The interest of the dates October 3 and 4 is not limited to the fact that October 4 is the day of the death of John the Eunuch. October 3 is the fiftieth day after August 15, the day of an earlier (at least, since the first quart of the 5th century) Palestinian feast of Mary that was rethought as the main day of the Dormition cycle in the late 5th century.
Indeed, it is the late 5th century when we see, instead of the early 3-day cycle, a 7-day cycle of Dormition: Dormition and Assumption are now divided by additional three days. This cycle that I call (3+4) is already widespread to about 500 and is presented, among others, in the Historia Euthymiaca (the earliest document quoting our Corpus) (Lourié 2007).
Moreover, we know judging from the formation of the Coptic Dormition cycle, that the triduum from 7 to 9 August is replaced by 9 August alone. Superposing on this 9 August the cycle (3+4) we arrive to August 15 as the final date of the Dormition/Assumption festival.
This festival (while normally on August 9) was sometime called “Pascha” (“patterned after Pascha” it is said in a homily of Benjamin of Alexandria, 7th century, preserved in Ethiopic only, but in an Ethiopic chronicle of the 17th century I found Assumption called merely “Pascha”).

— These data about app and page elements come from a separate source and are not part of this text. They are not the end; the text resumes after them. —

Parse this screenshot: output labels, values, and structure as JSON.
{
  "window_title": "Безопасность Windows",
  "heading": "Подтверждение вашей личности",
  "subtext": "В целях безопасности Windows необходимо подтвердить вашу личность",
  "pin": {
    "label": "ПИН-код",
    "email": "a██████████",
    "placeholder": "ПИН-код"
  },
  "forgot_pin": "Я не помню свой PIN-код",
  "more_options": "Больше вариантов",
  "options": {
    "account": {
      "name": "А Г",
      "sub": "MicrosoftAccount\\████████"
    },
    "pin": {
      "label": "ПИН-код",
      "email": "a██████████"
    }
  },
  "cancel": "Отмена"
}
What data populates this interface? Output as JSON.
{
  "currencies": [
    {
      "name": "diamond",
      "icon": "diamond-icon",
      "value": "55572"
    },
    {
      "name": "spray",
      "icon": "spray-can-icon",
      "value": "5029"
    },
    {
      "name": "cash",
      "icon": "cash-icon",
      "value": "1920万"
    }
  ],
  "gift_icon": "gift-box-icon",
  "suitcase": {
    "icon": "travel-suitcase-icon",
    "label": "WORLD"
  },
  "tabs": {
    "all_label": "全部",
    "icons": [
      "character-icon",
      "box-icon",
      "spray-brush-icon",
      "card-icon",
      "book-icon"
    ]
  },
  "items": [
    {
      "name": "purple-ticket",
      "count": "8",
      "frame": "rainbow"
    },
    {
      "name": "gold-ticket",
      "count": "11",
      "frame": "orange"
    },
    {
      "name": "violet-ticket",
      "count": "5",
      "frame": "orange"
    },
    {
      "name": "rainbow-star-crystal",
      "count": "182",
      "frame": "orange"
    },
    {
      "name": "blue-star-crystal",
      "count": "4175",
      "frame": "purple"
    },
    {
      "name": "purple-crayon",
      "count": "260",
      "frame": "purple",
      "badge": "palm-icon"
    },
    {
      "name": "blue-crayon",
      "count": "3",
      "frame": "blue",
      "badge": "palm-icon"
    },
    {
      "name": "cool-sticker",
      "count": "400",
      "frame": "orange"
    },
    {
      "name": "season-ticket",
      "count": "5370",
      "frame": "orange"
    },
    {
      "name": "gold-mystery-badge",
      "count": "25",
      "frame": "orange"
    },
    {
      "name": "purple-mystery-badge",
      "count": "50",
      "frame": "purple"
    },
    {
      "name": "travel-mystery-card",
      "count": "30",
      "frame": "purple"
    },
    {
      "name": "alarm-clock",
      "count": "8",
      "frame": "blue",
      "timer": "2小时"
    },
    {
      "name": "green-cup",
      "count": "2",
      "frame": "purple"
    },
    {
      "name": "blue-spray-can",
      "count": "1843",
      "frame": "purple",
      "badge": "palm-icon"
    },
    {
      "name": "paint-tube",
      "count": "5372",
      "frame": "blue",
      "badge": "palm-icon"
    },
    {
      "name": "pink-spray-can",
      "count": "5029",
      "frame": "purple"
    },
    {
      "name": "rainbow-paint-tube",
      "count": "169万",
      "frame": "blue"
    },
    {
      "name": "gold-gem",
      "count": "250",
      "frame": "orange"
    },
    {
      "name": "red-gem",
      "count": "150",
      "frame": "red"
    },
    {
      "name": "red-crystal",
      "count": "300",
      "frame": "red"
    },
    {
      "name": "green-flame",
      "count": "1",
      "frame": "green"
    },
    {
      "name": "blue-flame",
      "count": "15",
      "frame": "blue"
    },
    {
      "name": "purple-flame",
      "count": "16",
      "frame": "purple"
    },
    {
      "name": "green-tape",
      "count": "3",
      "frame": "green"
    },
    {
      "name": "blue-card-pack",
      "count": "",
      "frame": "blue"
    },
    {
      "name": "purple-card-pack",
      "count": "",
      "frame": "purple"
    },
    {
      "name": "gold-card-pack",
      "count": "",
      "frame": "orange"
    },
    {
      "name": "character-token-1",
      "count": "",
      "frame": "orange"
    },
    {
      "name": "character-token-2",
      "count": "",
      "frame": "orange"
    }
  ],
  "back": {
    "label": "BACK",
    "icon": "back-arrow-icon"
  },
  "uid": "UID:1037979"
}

To count 50 days from the feast of Dormition/Assumption to arrive to a kind of Pascha would be quite harmonic to the Zeitgeist. Before 519, the feast of the Apostles (now the feast of Peter and Paul on June 29) was in Byzantium a movable feast celebrated on the fiftieth day after the Pentecost (second Pentecost), in the same way as the late Jewish feast of New Wine (e.g., in the Temple Scroll).
Therefore, I think that the memory dates October 3 and 4 are chosen to show that Dionysius and Hierotheos are the apostles of Theotokos.
My general conclusion is only one: the thesis of Honigmann—van Esbroeck is now the most plausible explanation of the different chains of data, which were never reconciled otherwise.